From this life nothing could draw him. Mr. Jefferson offered him the place of governor of Louisiana, then just become a territory of the United States; but he was unwilling, by leaving France, to take a step that would look like a final abandonment of the cause of constitutional liberty on the continent of Europe. Napoleon ceased to importune him, and he lived at Lagrange, retired and unmolested, the only public man who had gone through the terrible revolution and remained in France, with a character free from every just impeachment. He entered it with a princely fortune,—in the various high offices which he had filled he had declined all compensation,—and he came out poor. He entered it in the meridian of early manhood, with a frame of iron. He came out of it, fifty years of age, his strength impaired by the hardships of his long imprisonment. He had filled the most powerful and responsible offices; and others, still more powerful,—the dictatorship itself,—had been offered him; he was reduced to obscurity and private life. He entered the revolution with a host of ardent colleagues of the constitutional party; of those who escaped the guillotine, most had made their peace with Napoleon.

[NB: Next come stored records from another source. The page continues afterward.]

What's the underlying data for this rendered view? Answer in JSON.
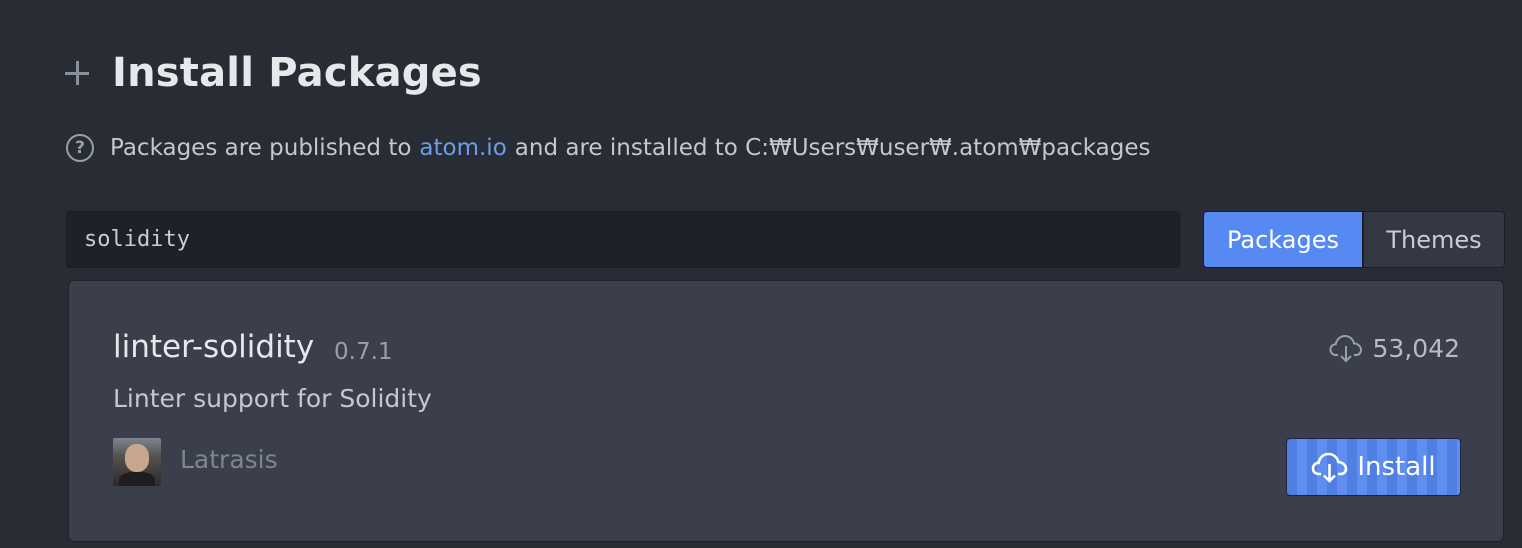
{
  "header": {
    "title": "Install Packages"
  },
  "info": {
    "prefix": "Packages are published to",
    "link_text": "atom.io",
    "suffix": "and are installed to C:₩Users₩user₩.atom₩packages"
  },
  "search": {
    "value": "solidity"
  },
  "tabs": {
    "packages_label": "Packages",
    "themes_label": "Themes",
    "selected": "Packages"
  },
  "package": {
    "name": "linter-solidity",
    "version": "0.7.1",
    "description": "Linter support for Solidity",
    "author": "Latrasis",
    "downloads": "53,042",
    "install_label": "Install"
  },
  "colors": {
    "background": "#282c34",
    "accent": "#568af2",
    "link": "#6d9de8",
    "card": "#3a3f4b"
  },
  "icons": {
    "header": "plus-icon",
    "info": "question-icon",
    "downloads": "cloud-download-icon",
    "install": "cloud-download-icon"
  }
}
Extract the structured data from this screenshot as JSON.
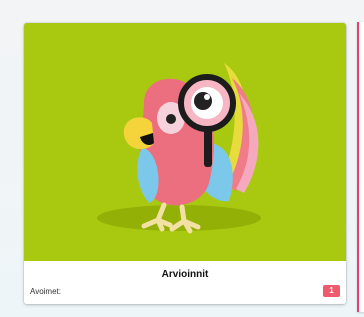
{
  "card": {
    "title": "Arvioinnit",
    "open_label": "Avoimet:",
    "open_count": "1",
    "image_icon": "parrot-with-magnifier-illustration"
  },
  "colors": {
    "image_background": "#a9c910",
    "badge": "#ef5a6f",
    "neighbor_card_accent": "#f03c66"
  }
}
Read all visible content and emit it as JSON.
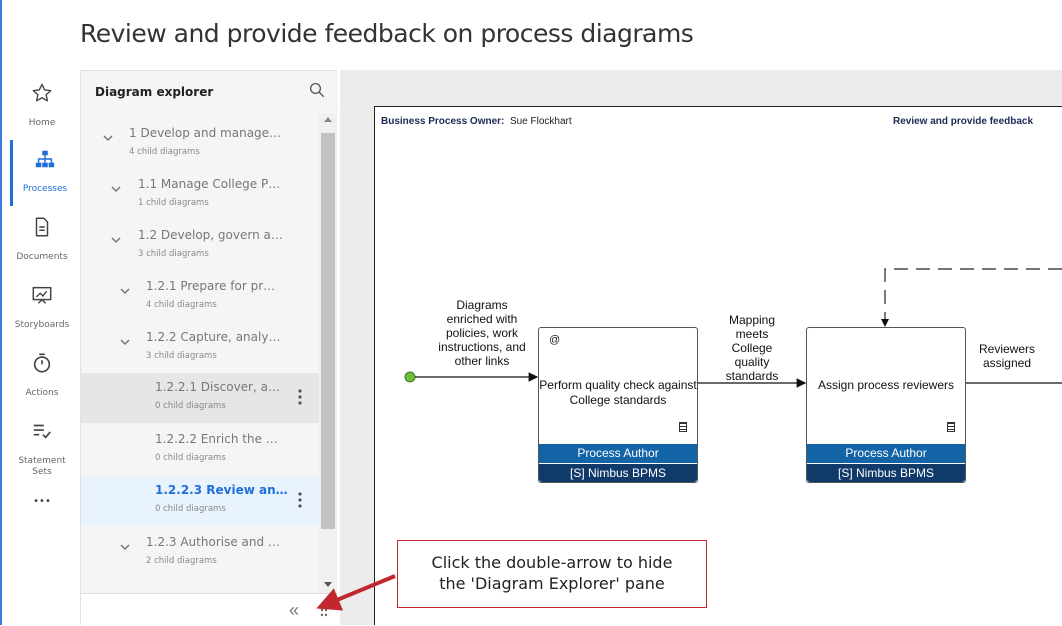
{
  "header": {
    "title": "Review and provide feedback on process diagrams",
    "caret": "-"
  },
  "nav": {
    "items": [
      {
        "label": "Home",
        "icon": "star-icon"
      },
      {
        "label": "Processes",
        "icon": "sitemap-icon",
        "active": true
      },
      {
        "label": "Documents",
        "icon": "document-icon"
      },
      {
        "label": "Storyboards",
        "icon": "presentation-icon"
      },
      {
        "label": "Actions",
        "icon": "stopwatch-icon"
      },
      {
        "label": "Statement Sets",
        "icon": "checklist-icon"
      },
      {
        "label": "•••",
        "icon": "more-icon"
      }
    ]
  },
  "explorer": {
    "title": "Diagram explorer",
    "collapse_glyph": "«",
    "items": [
      {
        "name": "1 Develop and manage…",
        "sub": "4 child diagrams"
      },
      {
        "name": "1.1 Manage College P…",
        "sub": "1 child diagrams"
      },
      {
        "name": "1.2 Develop, govern a…",
        "sub": "3 child diagrams"
      },
      {
        "name": "1.2.1 Prepare for pr…",
        "sub": "4 child diagrams"
      },
      {
        "name": "1.2.2 Capture, analy…",
        "sub": "3 child diagrams"
      },
      {
        "name": "1.2.2.1 Discover, a…",
        "sub": "0 child diagrams"
      },
      {
        "name": "1.2.2.2 Enrich the …",
        "sub": "0 child diagrams"
      },
      {
        "name": "1.2.2.3 Review an…",
        "sub": "0 child diagrams"
      },
      {
        "name": "1.2.3 Authorise and …",
        "sub": "2 child diagrams"
      }
    ]
  },
  "diagram": {
    "owner_label": "Business Process Owner:",
    "owner_name": "Sue Flockhart",
    "title": "Review and provide feedback",
    "input_label": "Diagrams enriched with policies, work instructions, and other links",
    "activity1": {
      "at": "@",
      "label": "Perform quality check against College standards",
      "role": "Process Author",
      "system": "[S] Nimbus BPMS"
    },
    "flow1_label": "Mapping meets College quality standards",
    "activity2": {
      "label": "Assign process reviewers",
      "role": "Process Author",
      "system": "[S] Nimbus BPMS"
    },
    "flow2_label": "Reviewers assigned"
  },
  "callout": {
    "line1": "Click the double-arrow to hide",
    "line2": "the 'Diagram Explorer' pane"
  },
  "colors": {
    "accent": "#1e6fd9",
    "role_bar": "#1464a8",
    "system_bar": "#0f3a6a",
    "callout_red": "#c0282d",
    "start_dot": "#6bbf3a"
  }
}
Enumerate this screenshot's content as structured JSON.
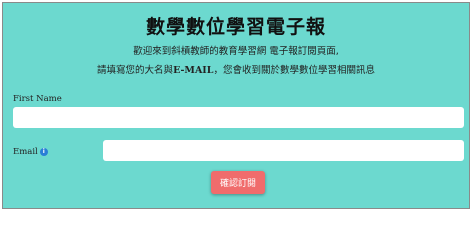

Not a few of the Jacobins had taken his splendid bribes; the emigrating nobility came back in crowds, and put on his livery; fear, interest, weariness, amazement, and apathy reigned in France and in Europe; kings, emperors, armies, nations bowed at his footstool; and one man alone,—a private man, who had tasted power, and knew what he sacrificed,—who had inhabited dungeons, and knew what he risked,—who had done enough for liberty in both worlds to satisfy the utmost requisitions of her friends,—this man alone stood aloof in his honor, his independence, and his poverty. And if there is a man in this assembly that would not rather have been Lafayette to refuse, than Napoleon to bestow, his wretched gewgaws; that would not rather have been Lafayette in retirement and obscurity, and just not proscribed, than Napoleon with an emperor to hold his stirrup; if there is a man who would not have preferred the honest poverty of Lagrange to the bloody tinsel of St. Cloud; who would not rather have shared the peaceful fireside of the friend of Washington, than have spurred his triumphant courser over the crushed and blackened heaps of slain, through the fire and carnage of Marengo and Austerlitz,—that man has not an American heart in his bosom….

And what was it, fellow-citizens, which gave to our Lafayette his spotless fame? The love of liberty. What has consecrated his memory in the hearts of good men? The love of liberty. What nerved his youthful arm with strength, and inspired him, in the morning of his days, with sagacity and counsel? The living love of liberty. To what did he sacrifice power, and rank, and country, and freedom itself? To the horror of licentiousness,—to the sanctity of plighted faith,—to the love of liberty protected by law. Thus the great principle of your revolutionary fathers, and of your Pilgrim sires was the rule of his life—the love of liberty protected by law.